↓↓↓
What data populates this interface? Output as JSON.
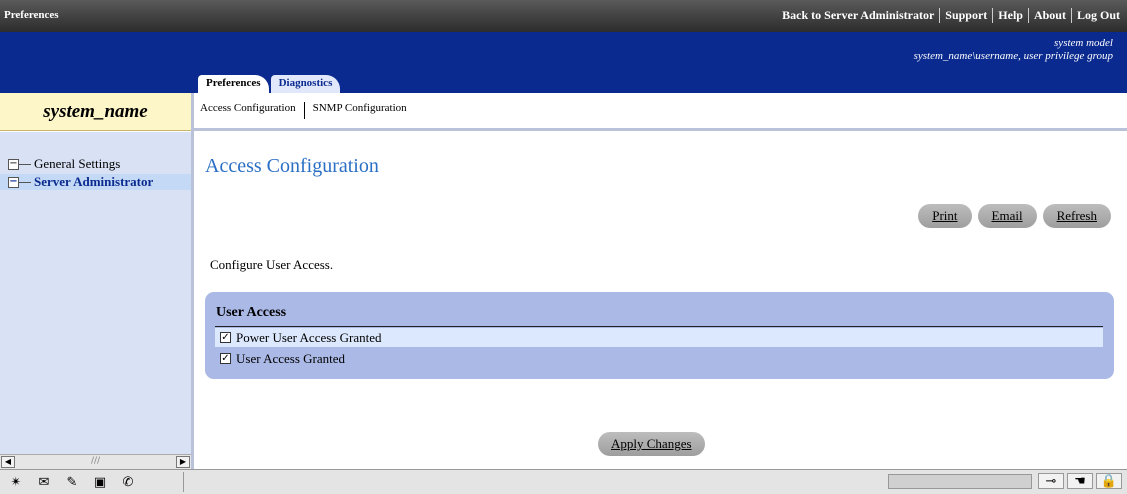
{
  "window": {
    "title": "Preferences"
  },
  "top_links": [
    "Back to Server Administrator",
    "Support",
    "Help",
    "About",
    "Log Out"
  ],
  "system": {
    "model": "system model",
    "user_line": "system_name\\username, user privilege group",
    "name": "system_name"
  },
  "tabs": [
    {
      "label": "Preferences",
      "active": true
    },
    {
      "label": "Diagnostics",
      "active": false
    }
  ],
  "subnav": [
    "Access Configuration",
    "SNMP Configuration"
  ],
  "sidebar": {
    "items": [
      {
        "label": "General Settings",
        "selected": false
      },
      {
        "label": "Server Administrator",
        "selected": true
      }
    ],
    "scroll_grip": "///"
  },
  "main": {
    "title": "Access Configuration",
    "actions": [
      "Print",
      "Email",
      "Refresh"
    ],
    "intro": "Configure User Access.",
    "panel": {
      "title": "User Access",
      "options": [
        {
          "label": "Power User Access Granted",
          "checked": true
        },
        {
          "label": "User Access Granted",
          "checked": true
        }
      ]
    },
    "apply_label": "Apply Changes"
  },
  "glyphs": {
    "check": "✓",
    "minus": "−",
    "left": "◀",
    "right": "▶"
  },
  "statusbar": {
    "icons": [
      "network-icon",
      "mail-icon",
      "compose-icon",
      "address-book-icon",
      "chat-icon"
    ]
  }
}
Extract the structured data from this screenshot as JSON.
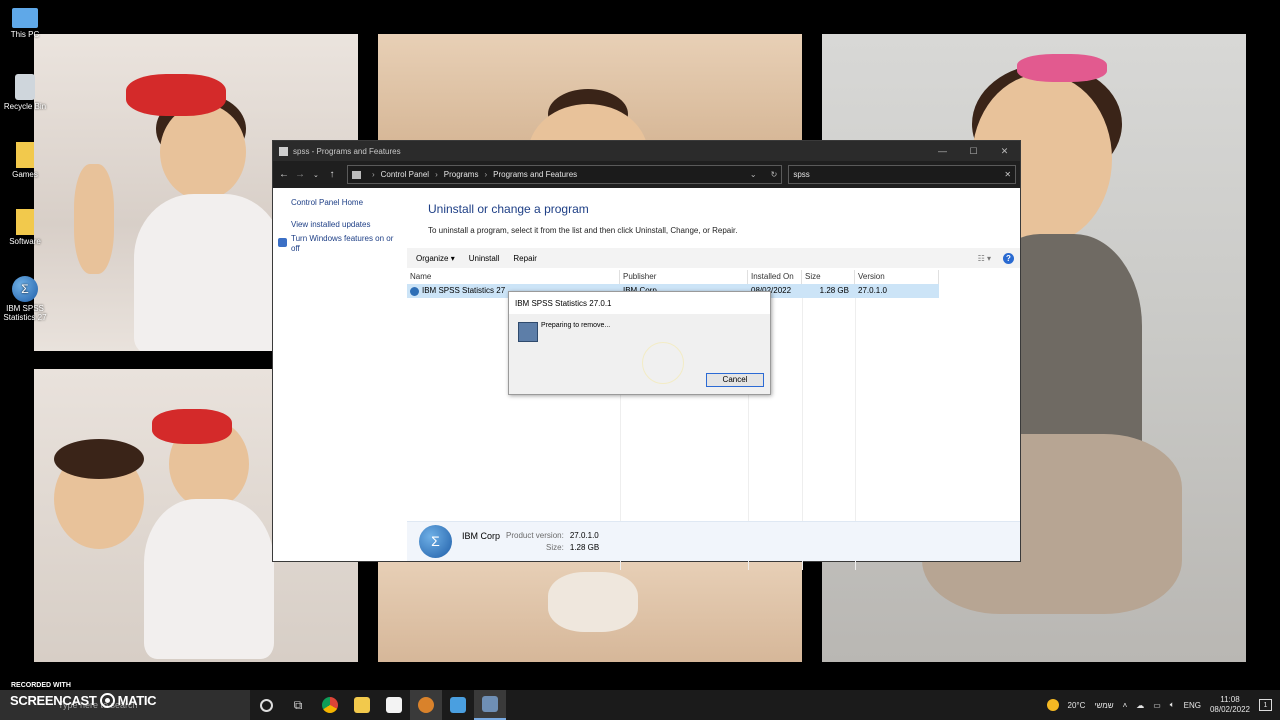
{
  "desktop": {
    "icons": [
      {
        "label": "This PC"
      },
      {
        "label": "Recycle Bin"
      },
      {
        "label": "Games"
      },
      {
        "label": "Software"
      },
      {
        "label": "IBM SPSS Statistics 27"
      }
    ]
  },
  "window": {
    "title": "spss - Programs and Features",
    "controls": {
      "minimize": "—",
      "maximize": "☐",
      "close": "✕"
    },
    "breadcrumb": [
      "Control Panel",
      "Programs",
      "Programs and Features"
    ],
    "search_value": "spss",
    "left_pane": {
      "home": "Control Panel Home",
      "updates": "View installed updates",
      "features": "Turn Windows features on or off"
    },
    "heading": "Uninstall or change a program",
    "subheading": "To uninstall a program, select it from the list and then click Uninstall, Change, or Repair.",
    "toolbar": {
      "organize": "Organize",
      "uninstall": "Uninstall",
      "repair": "Repair"
    },
    "columns": [
      "Name",
      "Publisher",
      "Installed On",
      "Size",
      "Version"
    ],
    "rows": [
      {
        "name": "IBM SPSS Statistics 27",
        "publisher": "IBM Corp",
        "installed_on": "08/02/2022",
        "size": "1.28 GB",
        "version": "27.0.1.0"
      }
    ],
    "details": {
      "publisher": "IBM Corp",
      "product_version_label": "Product version:",
      "product_version": "27.0.1.0",
      "size_label": "Size:",
      "size": "1.28 GB"
    }
  },
  "dialog": {
    "title": "IBM SPSS Statistics 27.0.1",
    "message": "Preparing to remove...",
    "cancel": "Cancel"
  },
  "taskbar": {
    "search_placeholder": "Type here to search",
    "weather": "20°C",
    "weather_text": "שמשי",
    "language": "ENG",
    "time": "11:08",
    "date": "08/02/2022",
    "notification_count": "1"
  },
  "watermark": {
    "recorded": "RECORDED WITH",
    "brand": "SCREENCAST-O-MATIC"
  }
}
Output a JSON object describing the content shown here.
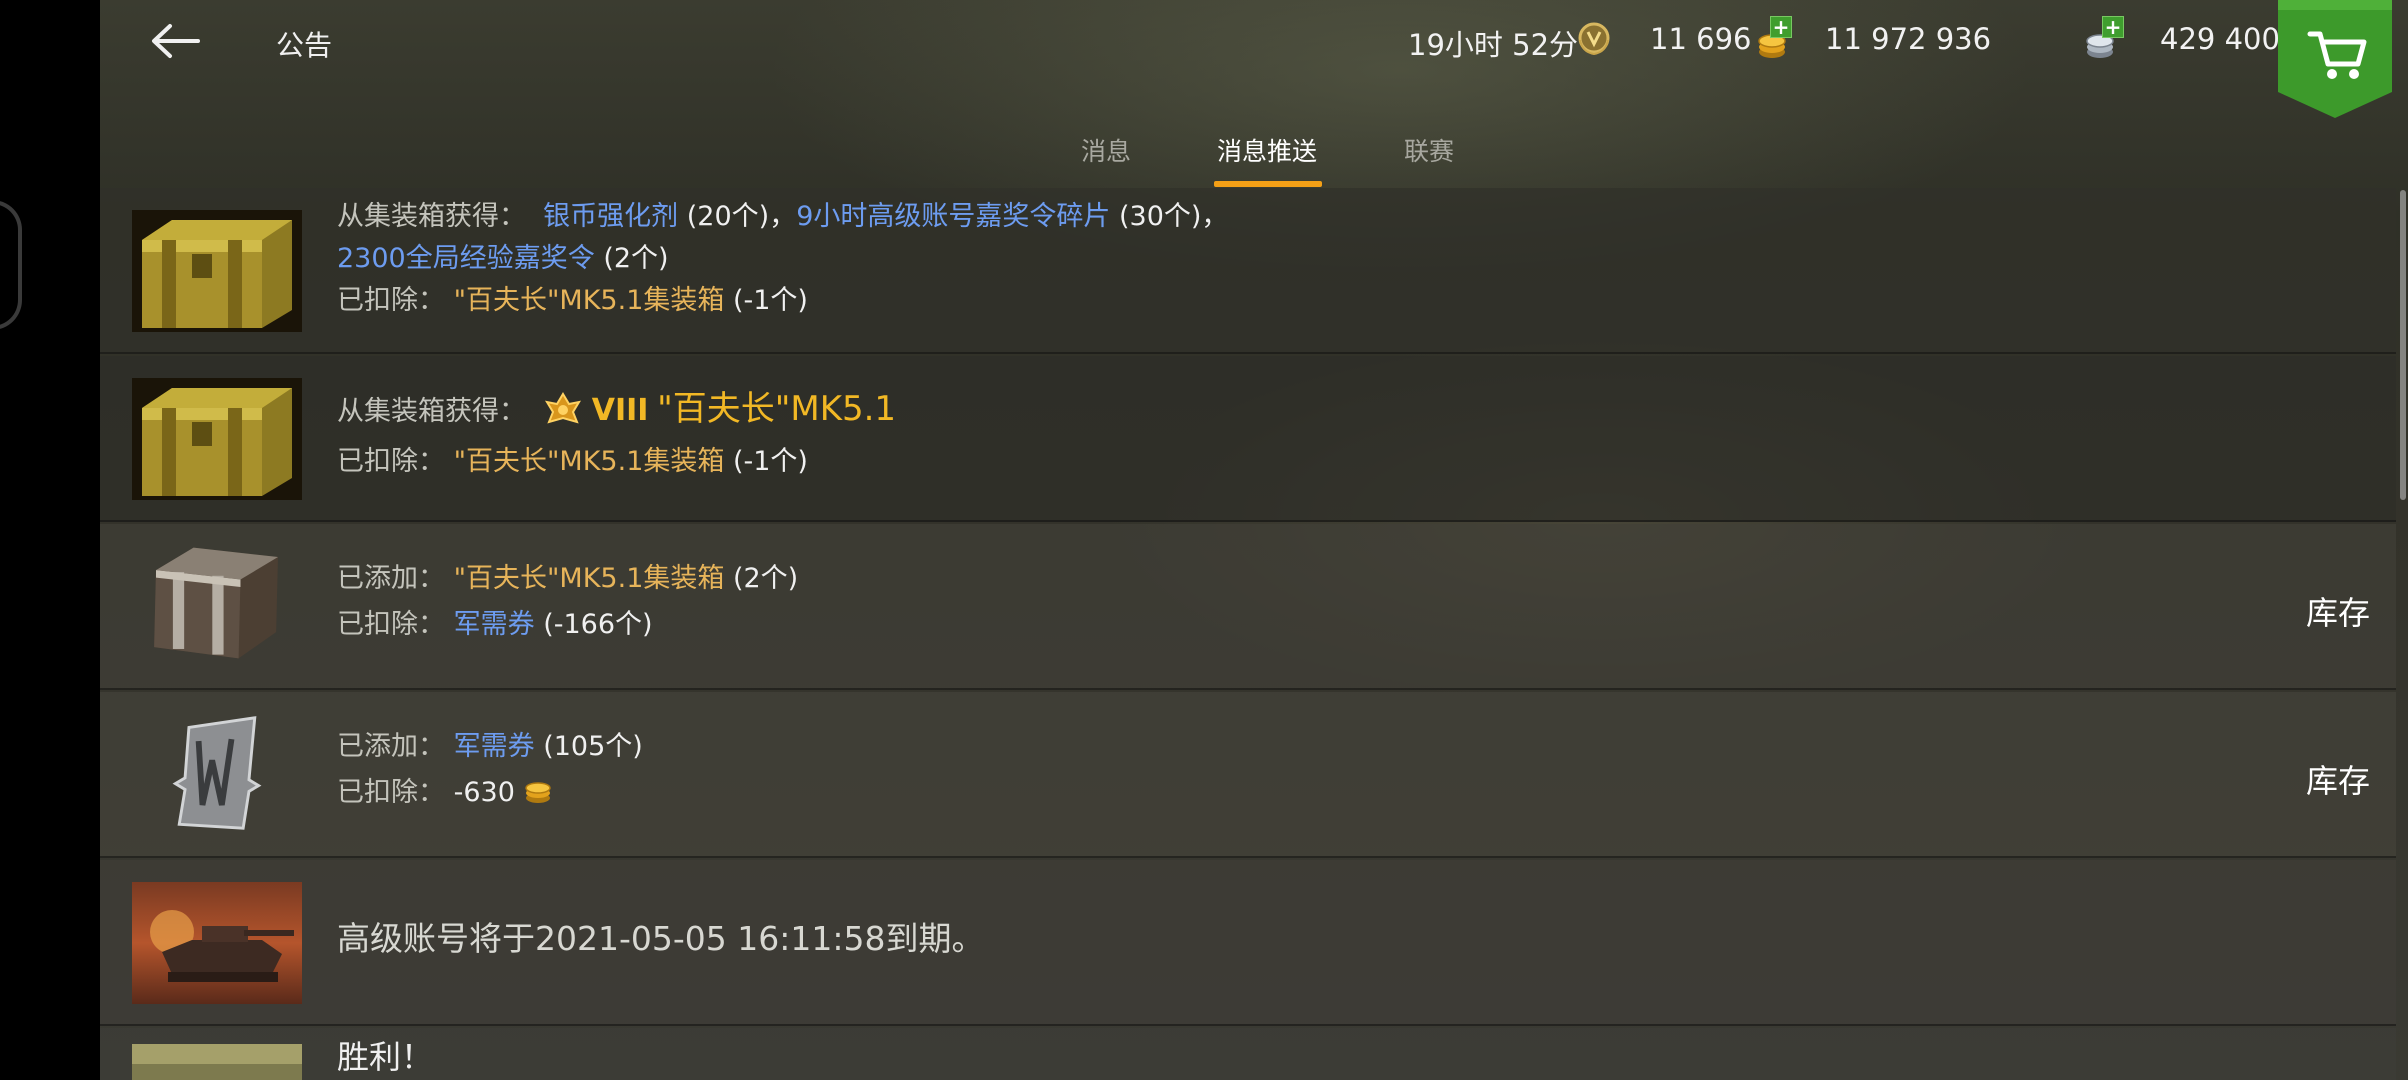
{
  "header": {
    "title": "公告",
    "timer": "19小时 52分",
    "gold": "11 696",
    "silver": "11 972 936",
    "xp": "429 400"
  },
  "tabs": [
    {
      "label": "消息",
      "active": false
    },
    {
      "label": "消息推送",
      "active": true
    },
    {
      "label": "联赛",
      "active": false
    }
  ],
  "messages": [
    {
      "icon": "golden-container-icon",
      "line1_label": "从集装箱获得：",
      "line1_item1": "银币强化剂",
      "line1_qty1": "(20个)",
      "line1_sep": "，",
      "line1_item2": "9小时高级账号嘉奖令碎片",
      "line1_qty2": "(30个)",
      "line1_end": "，",
      "line2_item": "2300全局经验嘉奖令",
      "line2_qty": "(2个)",
      "line3_label": "已扣除：",
      "line3_item": "\"百夫长\"MK5.1集装箱",
      "line3_qty": "(-1个)"
    },
    {
      "icon": "golden-container-icon",
      "line1_label": "从集装箱获得：",
      "tier": "VIII",
      "tank": "\"百夫长\"MK5.1",
      "line2_label": "已扣除：",
      "line2_item": "\"百夫长\"MK5.1集装箱",
      "line2_qty": "(-1个)"
    },
    {
      "icon": "steel-container-icon",
      "line1_label": "已添加：",
      "line1_item": "\"百夫长\"MK5.1集装箱",
      "line1_qty": "(2个)",
      "line2_label": "已扣除：",
      "line2_item": "军需券",
      "line2_qty": "(-166个)",
      "action": "库存"
    },
    {
      "icon": "supply-voucher-icon",
      "line1_label": "已添加：",
      "line1_item": "军需券",
      "line1_qty": "(105个)",
      "line2_label": "已扣除：",
      "line2_value": "-630",
      "action": "库存"
    },
    {
      "icon": "tank-battle-image",
      "text": "高级账号将于2021-05-05 16:11:58到期。"
    },
    {
      "icon": "battle-image",
      "text": "胜利！"
    }
  ],
  "colors": {
    "accent": "#f4a016",
    "link_blue": "#6d9cf0",
    "item_gold": "#e7b45a",
    "tank_gold": "#f2b825",
    "shop_green": "#3d9a2b"
  }
}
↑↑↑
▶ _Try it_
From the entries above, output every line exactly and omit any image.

▶ _Solution_
What data populates this interface? Output as JSON.
{
  "window": {
    "title": "Preferences"
  },
  "top_links": [
    "Back to Server Administrator",
    "Support",
    "Help",
    "About",
    "Log Out"
  ],
  "system": {
    "model": "system model",
    "user_line": "system_name\\username, user privilege group",
    "name": "system_name"
  },
  "tabs": [
    {
      "label": "Preferences",
      "active": true
    },
    {
      "label": "Diagnostics",
      "active": false
    }
  ],
  "subnav": [
    "Access Configuration",
    "SNMP Configuration"
  ],
  "sidebar": {
    "items": [
      {
        "label": "General Settings",
        "selected": false
      },
      {
        "label": "Server Administrator",
        "selected": true
      }
    ],
    "scroll_grip": "///"
  },
  "main": {
    "title": "Access Configuration",
    "actions": [
      "Print",
      "Email",
      "Refresh"
    ],
    "intro": "Configure User Access.",
    "panel": {
      "title": "User Access",
      "options": [
        {
          "label": "Power User Access Granted",
          "checked": true
        },
        {
          "label": "User Access Granted",
          "checked": true
        }
      ]
    },
    "apply_label": "Apply Changes"
  },
  "glyphs": {
    "check": "✓",
    "minus": "−",
    "left": "◀",
    "right": "▶"
  },
  "statusbar": {
    "icons": [
      "network-icon",
      "mail-icon",
      "compose-icon",
      "address-book-icon",
      "chat-icon"
    ]
  }
}
Extract the structured data from this screenshot as JSON.
{
  "desktop": {
    "icons": [
      {
        "label": "This PC"
      },
      {
        "label": "Recycle Bin"
      },
      {
        "label": "Games"
      },
      {
        "label": "Software"
      },
      {
        "label": "IBM SPSS Statistics 27"
      }
    ]
  },
  "window": {
    "title": "spss - Programs and Features",
    "controls": {
      "minimize": "—",
      "maximize": "☐",
      "close": "✕"
    },
    "breadcrumb": [
      "Control Panel",
      "Programs",
      "Programs and Features"
    ],
    "search_value": "spss",
    "left_pane": {
      "home": "Control Panel Home",
      "updates": "View installed updates",
      "features": "Turn Windows features on or off"
    },
    "heading": "Uninstall or change a program",
    "subheading": "To uninstall a program, select it from the list and then click Uninstall, Change, or Repair.",
    "toolbar": {
      "organize": "Organize",
      "uninstall": "Uninstall",
      "repair": "Repair"
    },
    "columns": [
      "Name",
      "Publisher",
      "Installed On",
      "Size",
      "Version"
    ],
    "rows": [
      {
        "name": "IBM SPSS Statistics 27",
        "publisher": "IBM Corp",
        "installed_on": "08/02/2022",
        "size": "1.28 GB",
        "version": "27.0.1.0"
      }
    ],
    "details": {
      "publisher": "IBM Corp",
      "product_version_label": "Product version:",
      "product_version": "27.0.1.0",
      "size_label": "Size:",
      "size": "1.28 GB"
    }
  },
  "dialog": {
    "title": "IBM SPSS Statistics 27.0.1",
    "message": "Preparing to remove...",
    "cancel": "Cancel"
  },
  "taskbar": {
    "search_placeholder": "Type here to search",
    "weather": "20°C",
    "weather_text": "שמשי",
    "language": "ENG",
    "time": "11:08",
    "date": "08/02/2022",
    "notification_count": "1"
  },
  "watermark": {
    "recorded": "RECORDED WITH",
    "brand": "SCREENCAST-O-MATIC"
  }
}
Output a JSON object describing the content shown here.
{
  "header": {
    "title": "公告",
    "timer": "19小时 52分",
    "gold": "11 696",
    "silver": "11 972 936",
    "xp": "429 400"
  },
  "tabs": [
    {
      "label": "消息",
      "active": false
    },
    {
      "label": "消息推送",
      "active": true
    },
    {
      "label": "联赛",
      "active": false
    }
  ],
  "messages": [
    {
      "icon": "golden-container-icon",
      "line1_label": "从集装箱获得：",
      "line1_item1": "银币强化剂",
      "line1_qty1": "(20个)",
      "line1_sep": "，",
      "line1_item2": "9小时高级账号嘉奖令碎片",
      "line1_qty2": "(30个)",
      "line1_end": "，",
      "line2_item": "2300全局经验嘉奖令",
      "line2_qty": "(2个)",
      "line3_label": "已扣除：",
      "line3_item": "\"百夫长\"MK5.1集装箱",
      "line3_qty": "(-1个)"
    },
    {
      "icon": "golden-container-icon",
      "line1_label": "从集装箱获得：",
      "tier": "VIII",
      "tank": "\"百夫长\"MK5.1",
      "line2_label": "已扣除：",
      "line2_item": "\"百夫长\"MK5.1集装箱",
      "line2_qty": "(-1个)"
    },
    {
      "icon": "steel-container-icon",
      "line1_label": "已添加：",
      "line1_item": "\"百夫长\"MK5.1集装箱",
      "line1_qty": "(2个)",
      "line2_label": "已扣除：",
      "line2_item": "军需券",
      "line2_qty": "(-166个)",
      "action": "库存"
    },
    {
      "icon": "supply-voucher-icon",
      "line1_label": "已添加：",
      "line1_item": "军需券",
      "line1_qty": "(105个)",
      "line2_label": "已扣除：",
      "line2_value": "-630",
      "action": "库存"
    },
    {
      "icon": "tank-battle-image",
      "text": "高级账号将于2021-05-05 16:11:58到期。"
    },
    {
      "icon": "battle-image",
      "text": "胜利！"
    }
  ],
  "colors": {
    "accent": "#f4a016",
    "link_blue": "#6d9cf0",
    "item_gold": "#e7b45a",
    "tank_gold": "#f2b825",
    "shop_green": "#3d9a2b"
  }
}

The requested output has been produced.